My next post will probably be a book review – I was asked to review a new book on WAS 7.0 administration. Cool. Hopefully I’ll be able to read it in the next couple of days (did I ever mention I was a quick reader?)
In the meantime, I want to publish my findings on the use of EJBs in WebSphere ESB.
A customer of mine is using WebSphere ESB. For services, it developed EJBs (stateless, of course, but still – version 2.0).
The mediation module has imports for the EJBs.
This turns out to be a very bad architectural decision (I arrived to the project after this decision was taken 🙂 ) , and right now they are rewriting everything, to drop EJBs and use SCA Java components.
- SCA Java components are actual EJBs, so why have an EJB call an EJB? Not a smart move, performance wise.
- Mediation Module (6.1) EJB support is lousy.

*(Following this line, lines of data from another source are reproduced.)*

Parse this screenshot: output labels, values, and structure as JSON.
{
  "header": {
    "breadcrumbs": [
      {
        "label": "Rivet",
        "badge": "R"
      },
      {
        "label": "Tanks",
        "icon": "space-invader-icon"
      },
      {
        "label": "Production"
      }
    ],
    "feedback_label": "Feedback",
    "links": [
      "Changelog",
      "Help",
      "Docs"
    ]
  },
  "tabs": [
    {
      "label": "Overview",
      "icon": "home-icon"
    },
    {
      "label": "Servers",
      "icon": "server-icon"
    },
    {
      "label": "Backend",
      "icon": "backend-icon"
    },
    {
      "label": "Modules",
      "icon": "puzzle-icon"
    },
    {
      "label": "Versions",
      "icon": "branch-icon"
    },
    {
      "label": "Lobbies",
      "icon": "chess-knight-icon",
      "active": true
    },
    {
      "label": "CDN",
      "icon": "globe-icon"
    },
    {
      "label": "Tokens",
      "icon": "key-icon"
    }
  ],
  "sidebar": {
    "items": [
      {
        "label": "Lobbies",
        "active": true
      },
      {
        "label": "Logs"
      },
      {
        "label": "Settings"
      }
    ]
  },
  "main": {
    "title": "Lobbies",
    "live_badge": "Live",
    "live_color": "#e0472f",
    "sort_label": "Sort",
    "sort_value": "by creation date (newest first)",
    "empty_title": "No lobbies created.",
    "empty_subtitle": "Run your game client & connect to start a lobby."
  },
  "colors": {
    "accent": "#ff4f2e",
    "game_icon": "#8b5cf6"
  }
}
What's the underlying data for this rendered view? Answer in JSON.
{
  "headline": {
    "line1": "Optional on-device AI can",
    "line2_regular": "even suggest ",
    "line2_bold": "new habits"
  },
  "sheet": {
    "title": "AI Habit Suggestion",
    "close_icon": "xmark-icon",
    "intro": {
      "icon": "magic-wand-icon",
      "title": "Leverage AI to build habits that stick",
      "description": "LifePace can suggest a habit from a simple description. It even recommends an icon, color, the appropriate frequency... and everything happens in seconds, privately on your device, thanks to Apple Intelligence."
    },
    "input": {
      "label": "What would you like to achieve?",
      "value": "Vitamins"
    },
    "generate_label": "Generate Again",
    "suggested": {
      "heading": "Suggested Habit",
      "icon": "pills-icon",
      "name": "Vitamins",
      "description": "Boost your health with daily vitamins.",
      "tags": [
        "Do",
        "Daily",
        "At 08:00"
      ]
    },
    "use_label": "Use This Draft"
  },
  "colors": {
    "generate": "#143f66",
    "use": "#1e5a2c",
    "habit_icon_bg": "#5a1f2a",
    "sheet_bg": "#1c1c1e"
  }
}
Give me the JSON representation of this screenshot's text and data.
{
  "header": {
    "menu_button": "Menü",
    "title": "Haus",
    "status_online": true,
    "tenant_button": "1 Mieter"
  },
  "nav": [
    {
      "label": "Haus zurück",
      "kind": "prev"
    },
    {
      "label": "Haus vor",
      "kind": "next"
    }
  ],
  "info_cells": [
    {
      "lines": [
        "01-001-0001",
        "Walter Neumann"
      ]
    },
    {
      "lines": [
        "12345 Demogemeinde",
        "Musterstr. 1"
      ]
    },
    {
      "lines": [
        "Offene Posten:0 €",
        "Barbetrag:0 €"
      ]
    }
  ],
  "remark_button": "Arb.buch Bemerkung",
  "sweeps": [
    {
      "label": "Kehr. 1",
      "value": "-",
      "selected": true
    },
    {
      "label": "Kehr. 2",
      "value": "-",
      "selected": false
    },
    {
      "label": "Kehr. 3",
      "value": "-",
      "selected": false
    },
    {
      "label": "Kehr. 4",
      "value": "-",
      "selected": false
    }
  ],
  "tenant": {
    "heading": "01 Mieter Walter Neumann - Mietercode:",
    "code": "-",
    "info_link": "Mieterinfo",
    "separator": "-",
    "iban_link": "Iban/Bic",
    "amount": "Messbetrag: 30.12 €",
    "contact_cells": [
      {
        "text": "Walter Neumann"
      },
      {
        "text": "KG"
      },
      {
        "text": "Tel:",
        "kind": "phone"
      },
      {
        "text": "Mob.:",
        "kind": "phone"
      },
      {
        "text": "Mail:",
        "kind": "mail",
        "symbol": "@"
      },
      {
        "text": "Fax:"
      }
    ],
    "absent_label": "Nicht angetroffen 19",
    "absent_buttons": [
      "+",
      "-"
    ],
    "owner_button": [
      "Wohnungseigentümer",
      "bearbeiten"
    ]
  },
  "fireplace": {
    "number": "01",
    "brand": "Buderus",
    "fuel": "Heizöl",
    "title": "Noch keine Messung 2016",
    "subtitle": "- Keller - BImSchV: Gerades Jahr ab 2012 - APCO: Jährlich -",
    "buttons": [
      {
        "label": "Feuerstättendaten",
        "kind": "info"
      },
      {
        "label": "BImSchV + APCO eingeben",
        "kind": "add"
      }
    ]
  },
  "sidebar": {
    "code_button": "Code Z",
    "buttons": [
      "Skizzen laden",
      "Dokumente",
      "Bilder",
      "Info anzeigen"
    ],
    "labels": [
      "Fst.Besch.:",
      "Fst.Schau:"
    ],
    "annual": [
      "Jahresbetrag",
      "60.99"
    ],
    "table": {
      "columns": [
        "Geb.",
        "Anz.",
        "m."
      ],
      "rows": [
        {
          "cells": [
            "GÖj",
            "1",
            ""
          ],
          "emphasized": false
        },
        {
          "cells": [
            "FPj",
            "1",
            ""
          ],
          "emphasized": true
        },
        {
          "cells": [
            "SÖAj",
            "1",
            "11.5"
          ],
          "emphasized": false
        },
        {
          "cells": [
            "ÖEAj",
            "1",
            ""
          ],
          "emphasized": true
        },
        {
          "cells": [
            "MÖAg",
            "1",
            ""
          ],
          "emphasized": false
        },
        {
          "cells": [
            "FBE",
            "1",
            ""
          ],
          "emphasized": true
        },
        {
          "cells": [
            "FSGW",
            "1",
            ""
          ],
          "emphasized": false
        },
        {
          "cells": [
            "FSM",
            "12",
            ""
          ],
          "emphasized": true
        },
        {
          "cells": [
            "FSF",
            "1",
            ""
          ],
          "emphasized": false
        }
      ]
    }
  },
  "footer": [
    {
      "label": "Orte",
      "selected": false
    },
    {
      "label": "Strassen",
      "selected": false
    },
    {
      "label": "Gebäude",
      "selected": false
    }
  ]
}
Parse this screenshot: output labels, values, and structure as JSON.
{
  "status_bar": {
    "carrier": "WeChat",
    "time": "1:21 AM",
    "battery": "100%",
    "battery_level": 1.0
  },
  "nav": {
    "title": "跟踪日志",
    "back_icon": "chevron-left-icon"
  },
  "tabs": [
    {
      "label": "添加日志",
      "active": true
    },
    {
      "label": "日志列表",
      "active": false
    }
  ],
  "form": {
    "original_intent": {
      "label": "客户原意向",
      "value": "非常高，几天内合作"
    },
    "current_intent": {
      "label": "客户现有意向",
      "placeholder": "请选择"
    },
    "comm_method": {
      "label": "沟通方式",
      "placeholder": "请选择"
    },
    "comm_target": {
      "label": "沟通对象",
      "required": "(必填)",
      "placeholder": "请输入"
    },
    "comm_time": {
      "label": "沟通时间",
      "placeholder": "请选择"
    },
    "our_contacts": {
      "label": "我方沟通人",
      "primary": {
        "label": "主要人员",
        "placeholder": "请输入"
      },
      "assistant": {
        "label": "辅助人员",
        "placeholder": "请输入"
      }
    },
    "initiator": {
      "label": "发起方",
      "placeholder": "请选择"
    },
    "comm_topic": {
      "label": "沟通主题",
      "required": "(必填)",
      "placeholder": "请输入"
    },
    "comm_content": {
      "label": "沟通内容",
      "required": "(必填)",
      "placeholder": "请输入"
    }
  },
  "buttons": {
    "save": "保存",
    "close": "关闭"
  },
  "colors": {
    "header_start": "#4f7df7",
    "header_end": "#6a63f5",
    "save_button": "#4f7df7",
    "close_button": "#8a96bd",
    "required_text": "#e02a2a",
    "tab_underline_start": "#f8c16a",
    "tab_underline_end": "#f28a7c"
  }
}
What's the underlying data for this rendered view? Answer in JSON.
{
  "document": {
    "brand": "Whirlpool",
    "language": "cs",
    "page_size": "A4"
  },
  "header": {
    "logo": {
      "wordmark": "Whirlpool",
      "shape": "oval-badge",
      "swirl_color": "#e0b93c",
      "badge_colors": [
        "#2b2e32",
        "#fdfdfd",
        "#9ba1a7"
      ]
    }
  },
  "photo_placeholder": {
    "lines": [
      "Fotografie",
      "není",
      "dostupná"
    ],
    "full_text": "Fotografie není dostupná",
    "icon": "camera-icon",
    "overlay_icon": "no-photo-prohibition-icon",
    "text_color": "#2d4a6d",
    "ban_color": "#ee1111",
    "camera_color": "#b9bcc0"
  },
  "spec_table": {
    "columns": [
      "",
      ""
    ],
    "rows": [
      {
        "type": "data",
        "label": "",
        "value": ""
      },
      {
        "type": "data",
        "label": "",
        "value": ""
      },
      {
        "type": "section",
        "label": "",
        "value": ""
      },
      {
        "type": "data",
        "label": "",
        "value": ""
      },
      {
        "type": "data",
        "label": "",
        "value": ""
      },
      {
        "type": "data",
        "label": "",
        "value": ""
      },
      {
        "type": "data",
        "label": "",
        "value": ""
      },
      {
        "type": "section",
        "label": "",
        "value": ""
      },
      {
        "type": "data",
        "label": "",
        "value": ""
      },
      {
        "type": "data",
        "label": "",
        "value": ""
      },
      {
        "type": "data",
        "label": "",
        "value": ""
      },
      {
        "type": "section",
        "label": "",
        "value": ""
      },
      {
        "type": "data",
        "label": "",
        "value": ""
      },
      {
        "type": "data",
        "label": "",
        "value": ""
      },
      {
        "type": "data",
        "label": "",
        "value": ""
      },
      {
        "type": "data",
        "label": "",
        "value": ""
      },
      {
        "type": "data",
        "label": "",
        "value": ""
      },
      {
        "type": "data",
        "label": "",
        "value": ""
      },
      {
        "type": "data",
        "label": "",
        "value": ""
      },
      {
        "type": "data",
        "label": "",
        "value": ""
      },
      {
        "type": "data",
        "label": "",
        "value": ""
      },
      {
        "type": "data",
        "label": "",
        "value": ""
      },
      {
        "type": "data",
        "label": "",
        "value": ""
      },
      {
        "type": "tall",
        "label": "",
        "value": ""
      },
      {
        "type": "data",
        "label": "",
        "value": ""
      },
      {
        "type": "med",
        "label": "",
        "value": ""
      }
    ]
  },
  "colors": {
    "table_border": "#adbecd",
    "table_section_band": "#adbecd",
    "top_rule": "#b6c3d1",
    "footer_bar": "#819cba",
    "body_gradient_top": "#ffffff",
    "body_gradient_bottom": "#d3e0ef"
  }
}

It fails generating good mapping between the Java bean parameters and Data objects. So my customer resorted into sending Strings to the EJBs, and then parsing them, at the EJB level, to POJOs, using XMLBeans. This is insane – and shouldn’t be done.
So what is the current (working!) recommendation?
Use SCA Java components, in the same module, or other modules, depending on your component visibility and deployment needs.
Inside the Java component, use a mapper to map the DataObject object into real Java POJO. and then pass it to your business logic, which is implemented in regular Java Classes.
The mapper is really easy to write:
1. Use JAXB or XMLBeans to generate mapping between the DataObject XSD and a Java class.
2. Write a method that has the following signature:
public static Object mapper(DataObject do, Class clz)
3. Use reflection on the clz – create a new instance of it, and for every field decide:
3.1 If its a primitive – transform it.
3.2 If its a Java Class – call yourself in recurssion
3.3 If its an array – run over all elements
It works fine, great performance, and the development barrier was lowered by more than a few inches.
Hope it serves someone well.